• TASK ITEM: Find all the lines in the entries below that hold the word "JSON" and copy them.

[Collected data]
####
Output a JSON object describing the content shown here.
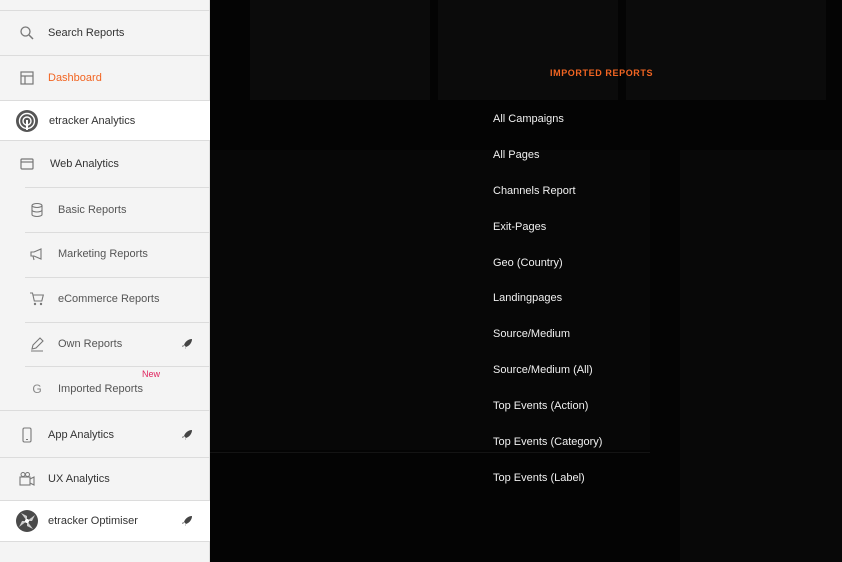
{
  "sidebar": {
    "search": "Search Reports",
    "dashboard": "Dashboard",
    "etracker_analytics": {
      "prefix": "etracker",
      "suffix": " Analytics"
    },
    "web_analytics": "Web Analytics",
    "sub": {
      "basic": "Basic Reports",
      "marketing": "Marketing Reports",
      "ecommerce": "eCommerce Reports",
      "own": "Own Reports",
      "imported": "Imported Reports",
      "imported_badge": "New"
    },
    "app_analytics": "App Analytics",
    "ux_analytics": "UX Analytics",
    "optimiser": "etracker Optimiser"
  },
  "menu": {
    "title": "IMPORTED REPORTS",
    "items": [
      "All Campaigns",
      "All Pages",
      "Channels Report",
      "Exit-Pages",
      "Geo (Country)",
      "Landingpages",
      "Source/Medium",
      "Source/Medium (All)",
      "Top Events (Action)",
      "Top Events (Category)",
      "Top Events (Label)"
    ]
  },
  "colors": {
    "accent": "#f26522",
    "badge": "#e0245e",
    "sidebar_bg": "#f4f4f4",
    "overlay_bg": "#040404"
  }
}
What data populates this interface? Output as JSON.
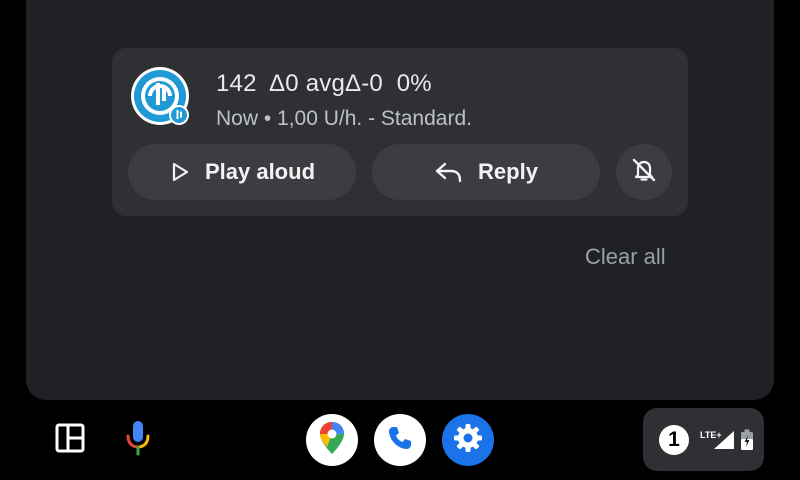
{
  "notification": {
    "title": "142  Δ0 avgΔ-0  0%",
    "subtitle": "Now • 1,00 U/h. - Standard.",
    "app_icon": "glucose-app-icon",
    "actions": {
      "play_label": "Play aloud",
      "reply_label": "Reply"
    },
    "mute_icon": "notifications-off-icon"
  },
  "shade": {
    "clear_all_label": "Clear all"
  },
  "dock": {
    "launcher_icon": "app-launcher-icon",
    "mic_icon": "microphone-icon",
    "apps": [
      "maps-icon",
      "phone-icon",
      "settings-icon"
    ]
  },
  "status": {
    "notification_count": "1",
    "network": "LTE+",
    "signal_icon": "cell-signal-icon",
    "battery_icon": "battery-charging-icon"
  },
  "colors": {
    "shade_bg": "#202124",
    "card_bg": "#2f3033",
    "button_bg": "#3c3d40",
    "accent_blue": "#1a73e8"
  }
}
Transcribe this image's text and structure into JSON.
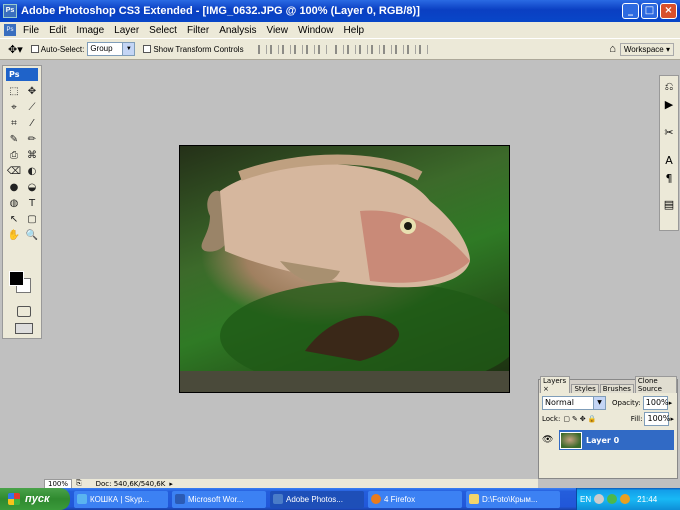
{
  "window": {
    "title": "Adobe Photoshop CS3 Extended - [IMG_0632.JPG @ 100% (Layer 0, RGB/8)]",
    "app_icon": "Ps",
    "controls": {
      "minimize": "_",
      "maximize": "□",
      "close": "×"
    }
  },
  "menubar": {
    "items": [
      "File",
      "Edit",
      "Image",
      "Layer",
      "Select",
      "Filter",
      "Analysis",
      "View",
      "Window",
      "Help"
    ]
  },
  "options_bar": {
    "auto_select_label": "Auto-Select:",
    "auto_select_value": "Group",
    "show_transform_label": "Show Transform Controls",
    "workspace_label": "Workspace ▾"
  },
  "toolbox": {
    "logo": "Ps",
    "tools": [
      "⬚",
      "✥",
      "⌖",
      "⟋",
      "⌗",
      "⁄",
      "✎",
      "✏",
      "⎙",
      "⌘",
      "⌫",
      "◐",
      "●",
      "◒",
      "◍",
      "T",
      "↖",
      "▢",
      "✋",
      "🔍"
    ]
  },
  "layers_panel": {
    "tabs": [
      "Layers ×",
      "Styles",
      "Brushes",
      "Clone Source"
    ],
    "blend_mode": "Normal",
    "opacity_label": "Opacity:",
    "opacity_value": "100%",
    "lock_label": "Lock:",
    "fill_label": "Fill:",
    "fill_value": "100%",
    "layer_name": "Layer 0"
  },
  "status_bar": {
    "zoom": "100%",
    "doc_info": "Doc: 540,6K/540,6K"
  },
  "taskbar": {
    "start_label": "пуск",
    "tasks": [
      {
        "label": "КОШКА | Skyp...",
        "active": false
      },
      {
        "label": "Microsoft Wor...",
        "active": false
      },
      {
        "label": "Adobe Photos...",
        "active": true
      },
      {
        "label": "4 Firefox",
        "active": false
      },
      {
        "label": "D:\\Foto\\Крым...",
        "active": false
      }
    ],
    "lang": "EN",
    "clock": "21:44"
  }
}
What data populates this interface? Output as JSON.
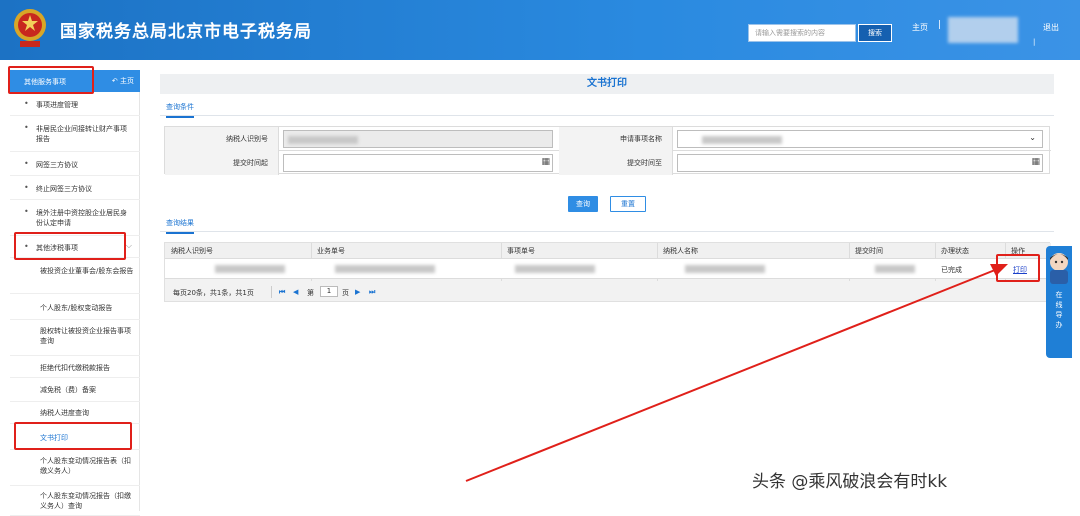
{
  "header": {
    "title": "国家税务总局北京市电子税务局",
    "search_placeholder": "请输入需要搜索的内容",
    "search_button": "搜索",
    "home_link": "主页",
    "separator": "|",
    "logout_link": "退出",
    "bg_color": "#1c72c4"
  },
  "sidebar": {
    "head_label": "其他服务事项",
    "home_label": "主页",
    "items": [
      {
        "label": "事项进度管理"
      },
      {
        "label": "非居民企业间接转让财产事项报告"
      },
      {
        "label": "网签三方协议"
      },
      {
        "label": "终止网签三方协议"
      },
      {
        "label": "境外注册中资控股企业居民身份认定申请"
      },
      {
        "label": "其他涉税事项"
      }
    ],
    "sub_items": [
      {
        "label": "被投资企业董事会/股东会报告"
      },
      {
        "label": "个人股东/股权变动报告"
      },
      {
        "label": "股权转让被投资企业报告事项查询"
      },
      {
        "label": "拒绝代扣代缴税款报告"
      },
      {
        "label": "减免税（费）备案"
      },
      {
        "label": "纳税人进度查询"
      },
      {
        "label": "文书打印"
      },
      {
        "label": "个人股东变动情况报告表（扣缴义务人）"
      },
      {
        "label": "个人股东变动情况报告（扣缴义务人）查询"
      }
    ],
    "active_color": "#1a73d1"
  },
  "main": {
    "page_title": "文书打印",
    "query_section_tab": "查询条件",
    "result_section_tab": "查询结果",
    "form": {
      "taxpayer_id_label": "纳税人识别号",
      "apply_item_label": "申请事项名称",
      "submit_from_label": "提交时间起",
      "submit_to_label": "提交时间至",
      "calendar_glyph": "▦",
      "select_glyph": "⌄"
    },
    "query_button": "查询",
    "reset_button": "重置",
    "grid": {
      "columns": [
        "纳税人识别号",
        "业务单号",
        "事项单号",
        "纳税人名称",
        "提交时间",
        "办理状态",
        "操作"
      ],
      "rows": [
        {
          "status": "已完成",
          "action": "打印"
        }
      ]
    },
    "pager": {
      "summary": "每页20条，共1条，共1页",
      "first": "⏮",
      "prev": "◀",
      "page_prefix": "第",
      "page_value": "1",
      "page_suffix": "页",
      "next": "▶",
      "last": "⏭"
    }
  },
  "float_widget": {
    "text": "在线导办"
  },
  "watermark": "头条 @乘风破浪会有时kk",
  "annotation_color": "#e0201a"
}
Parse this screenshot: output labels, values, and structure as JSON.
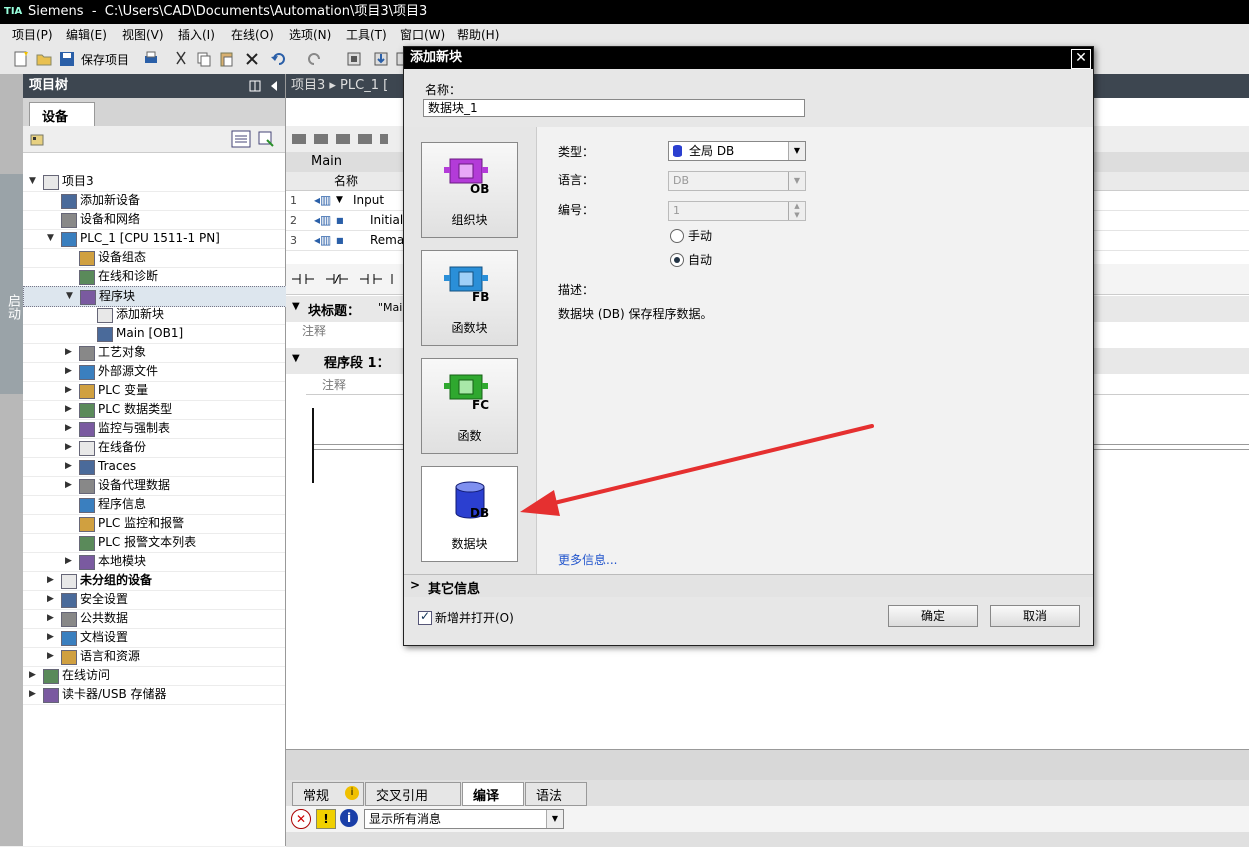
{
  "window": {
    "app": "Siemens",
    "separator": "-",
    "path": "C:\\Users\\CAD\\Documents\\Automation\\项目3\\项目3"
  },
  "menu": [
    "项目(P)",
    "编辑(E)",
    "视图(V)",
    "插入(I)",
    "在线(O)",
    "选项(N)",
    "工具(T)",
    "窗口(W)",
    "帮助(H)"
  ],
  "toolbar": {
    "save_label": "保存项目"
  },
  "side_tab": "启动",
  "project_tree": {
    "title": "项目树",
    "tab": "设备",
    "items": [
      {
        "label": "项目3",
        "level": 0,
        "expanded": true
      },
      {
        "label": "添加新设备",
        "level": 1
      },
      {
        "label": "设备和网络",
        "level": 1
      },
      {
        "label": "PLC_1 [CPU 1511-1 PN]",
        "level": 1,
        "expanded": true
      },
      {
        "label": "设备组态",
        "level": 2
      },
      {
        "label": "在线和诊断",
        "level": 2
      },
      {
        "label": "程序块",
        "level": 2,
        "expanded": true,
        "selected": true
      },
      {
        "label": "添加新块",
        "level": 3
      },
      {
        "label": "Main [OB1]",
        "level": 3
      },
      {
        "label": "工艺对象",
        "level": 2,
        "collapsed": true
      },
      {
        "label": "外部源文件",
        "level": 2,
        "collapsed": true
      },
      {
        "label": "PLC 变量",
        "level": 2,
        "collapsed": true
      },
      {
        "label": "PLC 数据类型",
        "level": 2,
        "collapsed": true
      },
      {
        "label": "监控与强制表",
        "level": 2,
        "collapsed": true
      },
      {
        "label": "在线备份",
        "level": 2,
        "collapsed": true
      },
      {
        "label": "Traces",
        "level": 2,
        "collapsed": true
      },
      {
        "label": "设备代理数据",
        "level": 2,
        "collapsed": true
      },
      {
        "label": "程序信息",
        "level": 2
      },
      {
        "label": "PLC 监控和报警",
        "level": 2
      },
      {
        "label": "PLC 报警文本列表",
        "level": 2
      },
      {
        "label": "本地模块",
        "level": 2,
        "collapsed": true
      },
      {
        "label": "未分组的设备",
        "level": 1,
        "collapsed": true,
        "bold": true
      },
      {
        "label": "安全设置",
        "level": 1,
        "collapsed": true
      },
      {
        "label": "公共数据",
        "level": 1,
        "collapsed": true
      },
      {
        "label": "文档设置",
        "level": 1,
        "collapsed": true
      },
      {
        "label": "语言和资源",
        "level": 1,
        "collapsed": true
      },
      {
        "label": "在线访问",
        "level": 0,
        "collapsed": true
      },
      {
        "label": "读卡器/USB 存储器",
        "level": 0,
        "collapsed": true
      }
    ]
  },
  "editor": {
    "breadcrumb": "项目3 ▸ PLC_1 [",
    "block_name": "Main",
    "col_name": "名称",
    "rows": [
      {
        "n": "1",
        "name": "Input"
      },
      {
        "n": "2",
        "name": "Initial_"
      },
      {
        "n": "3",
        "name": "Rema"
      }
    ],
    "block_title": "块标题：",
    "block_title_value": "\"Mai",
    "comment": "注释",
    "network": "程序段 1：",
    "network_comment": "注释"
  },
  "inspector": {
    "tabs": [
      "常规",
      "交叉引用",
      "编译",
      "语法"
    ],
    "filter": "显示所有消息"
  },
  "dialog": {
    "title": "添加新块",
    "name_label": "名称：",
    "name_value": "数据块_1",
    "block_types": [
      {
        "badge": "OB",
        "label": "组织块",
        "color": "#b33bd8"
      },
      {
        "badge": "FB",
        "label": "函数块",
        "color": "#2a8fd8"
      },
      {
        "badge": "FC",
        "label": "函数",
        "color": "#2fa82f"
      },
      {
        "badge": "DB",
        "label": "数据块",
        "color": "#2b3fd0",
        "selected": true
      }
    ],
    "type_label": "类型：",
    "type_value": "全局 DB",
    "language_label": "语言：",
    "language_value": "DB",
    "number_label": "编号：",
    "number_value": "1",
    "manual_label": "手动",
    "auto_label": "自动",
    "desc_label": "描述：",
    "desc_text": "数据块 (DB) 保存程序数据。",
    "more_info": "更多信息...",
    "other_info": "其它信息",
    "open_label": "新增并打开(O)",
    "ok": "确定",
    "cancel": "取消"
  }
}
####
• ANSWER SECTION:
Output a JSON object describing the content shown here.
What data populates this interface? Output as JSON.
Transcribe this image's text and structure into JSON.
What data populates this interface? Output as JSON.
Parse this screenshot: output labels, values, and structure as JSON.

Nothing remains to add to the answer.